The market was great. It’s one of the world’s largest outdoor markets and was full of clothes, souvenirs, Buddhists charms and trinkets, as well as food and just about anything you can imagine in the shape of an elephant.
A mish-mash of colours in the Chatuchak market
We must have been more worn out than we’d realised from the long bus journey because we spent most of the next few days chilling in the apartment that we’d rented for the remainder of the week. Catching up on sleep, cooking for ourselves and swimming in the apartment block’s pool.
Blissful, usually empty, but very cold swimming pool
On our final day in the city we ventured out to visit Wat Pho. A wat is a Buddhist monastery and this was our first experience of a Thai one. From a distance it looked somewhat similar to a Cambodian wat with curled roof eaves, white walls and orange tiles, but as we got closer we realised that there were differences. Wat Pho was much more extravagantly decorated than any wat we saw in Cambodia, the eaves and gables were decorated with mirrors and shimmering metallic paints, and the stupas here were covered in floral tiles rather than the plain white paint that we’d seen before – quite a visual assault.
Wat Pho – huge tiled stupas and glitzy roofs
Wat Pho is also home to Thailand’s largest reclining Buddha statue – 15m high and 43m long
Despite doing a lot of cooking for ourselves while we were in Bangkok we had managed to find a local street restaurant serving fantastic Pad Thai, the local stir fried noodles. Before departing for the train station and the overnight journey to Chiang Mai we got a couple of portions to takeaway for our dinner.
These disappeared so quickly we wished that we’d ordered double!
Happy New Year both!
Thank you, Happy New Year to you too!
Hello, and thank you for the update. Wonderful photo’s to illustrate your adventures finding food and other essentials; the ’empty’ pool, and soaking up the general atmosphere from the society around you. Wise to avoid the centre of Bangkok on that occassion, and glad to hear you’ve hooked up with your friend to see some more of the non-touristy bits!
Looking forward to talking with you soon,
Love ‘n Hugs
mum & dad xx xx
Thanks Dad :)
It was an interesting time to be in Bangkok because of the anti-government protests. We’re ‘curious observers’ you might say, possibly witness to political history being made in Thailand!
Speak to you soon, xxxx
С новым годом и Рождеством,с интересом слежу за вашим путешествием!

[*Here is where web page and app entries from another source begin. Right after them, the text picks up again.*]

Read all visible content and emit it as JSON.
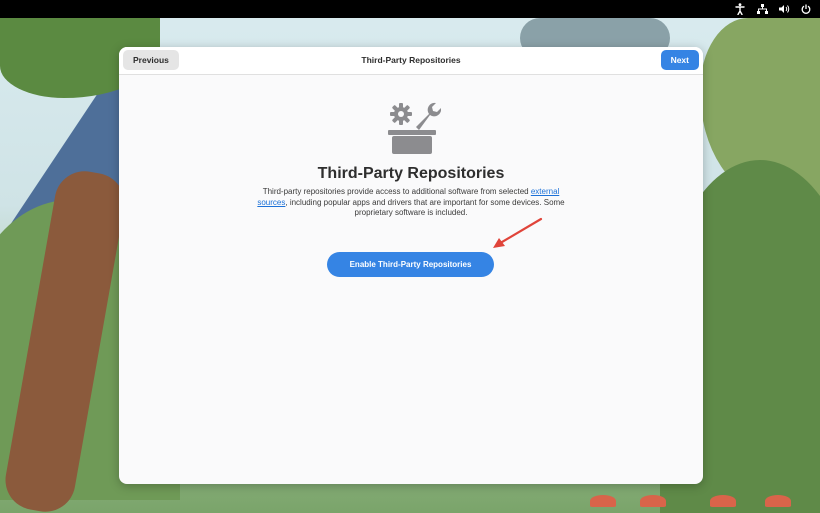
{
  "dialog": {
    "title": "Third-Party Repositories",
    "previous_label": "Previous",
    "next_label": "Next",
    "heading": "Third-Party Repositories",
    "description_before": "Third-party repositories provide access to additional software from selected ",
    "description_link": "external sources",
    "description_after": ", including popular apps and drivers that are important for some devices. Some proprietary software is included.",
    "enable_button_label": "Enable Third-Party Repositories"
  },
  "topbar": {
    "indicators": [
      "accessibility-icon",
      "network-icon",
      "volume-icon",
      "power-icon"
    ]
  },
  "colors": {
    "accent": "#3584e4",
    "link": "#1c71d8",
    "annotation_arrow": "#e0443a"
  }
}
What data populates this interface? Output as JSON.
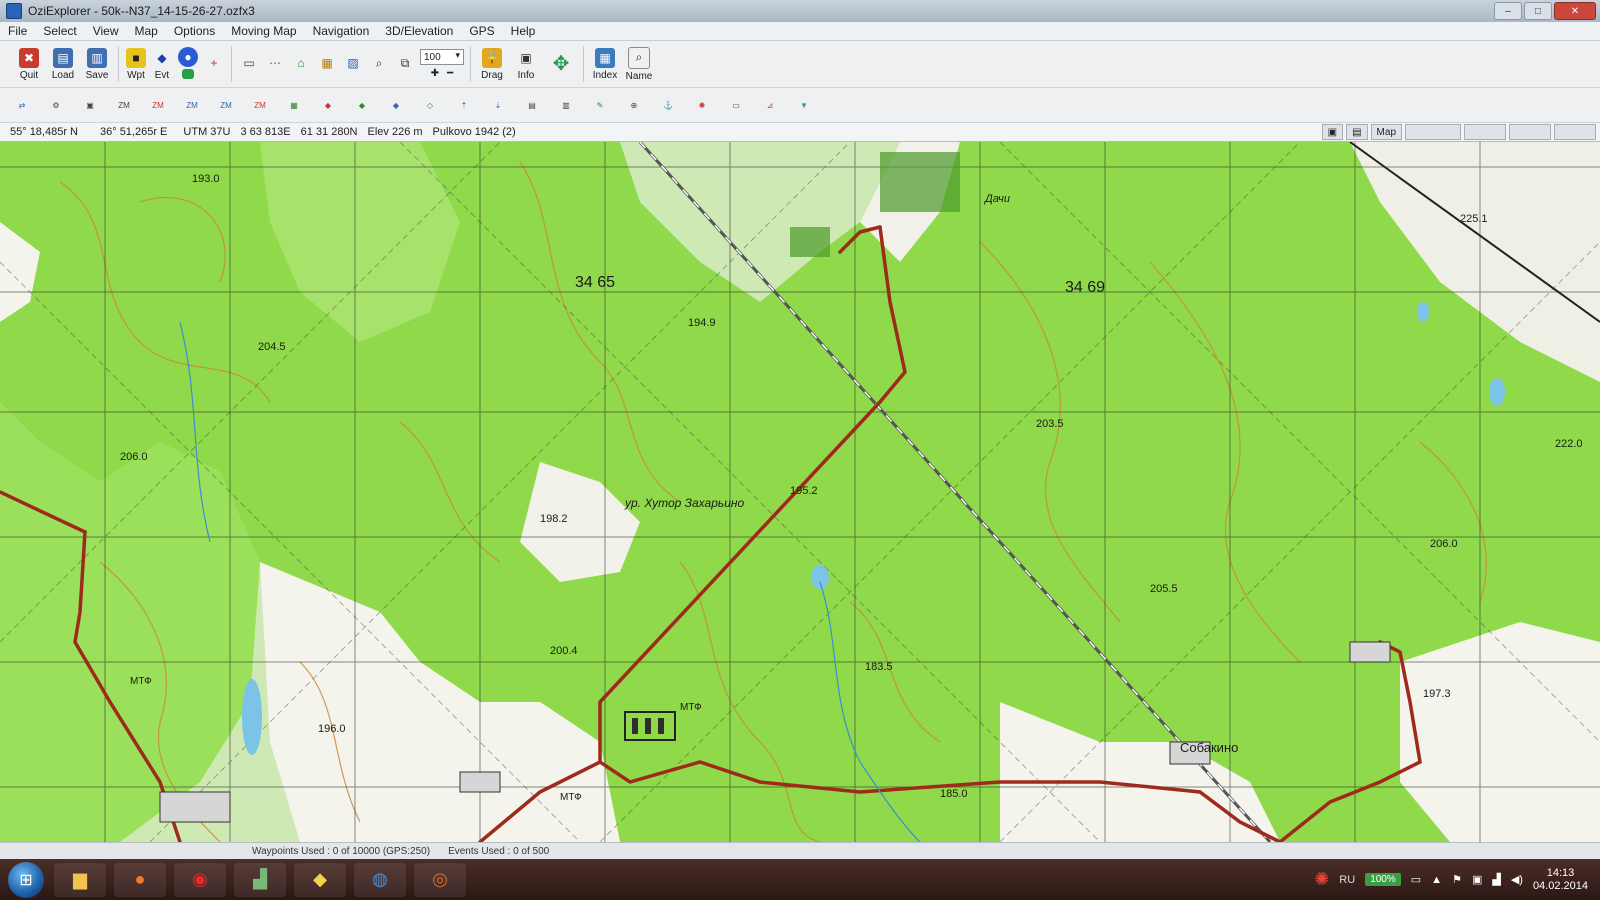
{
  "window": {
    "title": "OziExplorer - 50k--N37_14-15-26-27.ozfx3",
    "buttons": [
      "–",
      "□",
      "✕"
    ]
  },
  "menu": [
    "File",
    "Select",
    "View",
    "Map",
    "Options",
    "Moving Map",
    "Navigation",
    "3D/Elevation",
    "GPS",
    "Help"
  ],
  "toolbar1": {
    "quit": "Quit",
    "load": "Load",
    "save": "Save",
    "wpt": "Wpt",
    "evt": "Evt",
    "zoom_value": "100",
    "drag": "Drag",
    "info": "Info",
    "index": "Index",
    "name": "Name"
  },
  "coords": {
    "lat": "55° 18,485r N",
    "lon": "36° 51,265r E",
    "utm": "UTM  37U",
    "easting": "3 63 813E",
    "northing": "61 31 280N",
    "elev": "Elev 226 m",
    "datum": "Pulkovo 1942 (2)",
    "map_tab": "Map"
  },
  "map_labels": {
    "grid_34_65": "34 65",
    "grid_34_69": "34 69",
    "spot_193": "193.0",
    "spot_204": "204.5",
    "spot_206": "206.0",
    "spot_198": "198.2",
    "spot_195": "195.2",
    "spot_194": "194.9",
    "spot_200": "200.4",
    "spot_203": "203.5",
    "spot_205": "205.5",
    "spot_225": "225.1",
    "spot_222": "222.0",
    "spot_206b": "206.0",
    "spot_197": "197.3",
    "spot_185": "185.0",
    "spot_183": "183.5",
    "spot_196": "196.0",
    "place_hutor": "ур. Хутор Захарьино",
    "place_dachi": "Дачи",
    "place_sobakino": "Собакино",
    "place_mtf1": "МТФ",
    "place_mtf2": "МТФ",
    "place_mtf3": "МТФ"
  },
  "status": {
    "waypoints": "Waypoints Used : 0 of 10000  (GPS:250)",
    "events": "Events Used : 0 of 500"
  },
  "taskbar": {
    "lang": "RU",
    "battery": "100%",
    "time": "14:13",
    "date": "04.02.2014"
  }
}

[Translation: “Happy New Year and Merry Christmas, we follow your journey with interest!”]
Пожалуйста, оставайтесь на связи, мы любим слышать от вас :)
[Translation: “Thank you Vladimir! Please stay in touch, we love hearing from you :)”]